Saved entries
..............................

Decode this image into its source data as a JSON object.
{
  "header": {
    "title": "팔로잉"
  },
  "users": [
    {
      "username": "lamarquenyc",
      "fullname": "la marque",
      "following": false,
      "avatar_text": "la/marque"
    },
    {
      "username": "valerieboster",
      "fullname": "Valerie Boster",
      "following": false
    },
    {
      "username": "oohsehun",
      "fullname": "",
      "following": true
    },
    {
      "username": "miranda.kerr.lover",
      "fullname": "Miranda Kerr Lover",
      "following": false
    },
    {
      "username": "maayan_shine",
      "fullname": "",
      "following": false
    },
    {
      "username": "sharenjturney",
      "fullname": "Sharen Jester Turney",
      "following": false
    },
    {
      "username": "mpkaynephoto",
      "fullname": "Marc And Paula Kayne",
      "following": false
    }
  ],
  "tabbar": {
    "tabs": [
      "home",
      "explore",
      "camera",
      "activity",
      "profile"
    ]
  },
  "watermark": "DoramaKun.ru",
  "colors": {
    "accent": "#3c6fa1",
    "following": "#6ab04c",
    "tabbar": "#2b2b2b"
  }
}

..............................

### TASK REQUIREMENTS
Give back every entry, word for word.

### EXERCISE RESPONSE
Decode this image into its source data as a JSON object.
{
  "header": {
    "title": "팔로잉"
  },
  "users": [
    {
      "username": "lamarquenyc",
      "fullname": "la marque",
      "following": false,
      "avatar_text": "la/marque"
    },
    {
      "username": "valerieboster",
      "fullname": "Valerie Boster",
      "following": false
    },
    {
      "username": "oohsehun",
      "fullname": "",
      "following": true
    },
    {
      "username": "miranda.kerr.lover",
      "fullname": "Miranda Kerr Lover",
      "following": false
    },
    {
      "username": "maayan_shine",
      "fullname": "",
      "following": false
    },
    {
      "username": "sharenjturney",
      "fullname": "Sharen Jester Turney",
      "following": false
    },
    {
      "username": "mpkaynephoto",
      "fullname": "Marc And Paula Kayne",
      "following": false
    }
  ],
  "tabbar": {
    "tabs": [
      "home",
      "explore",
      "camera",
      "activity",
      "profile"
    ]
  },
  "watermark": "DoramaKun.ru",
  "colors": {
    "accent": "#3c6fa1",
    "following": "#6ab04c",
    "tabbar": "#2b2b2b"
  }
}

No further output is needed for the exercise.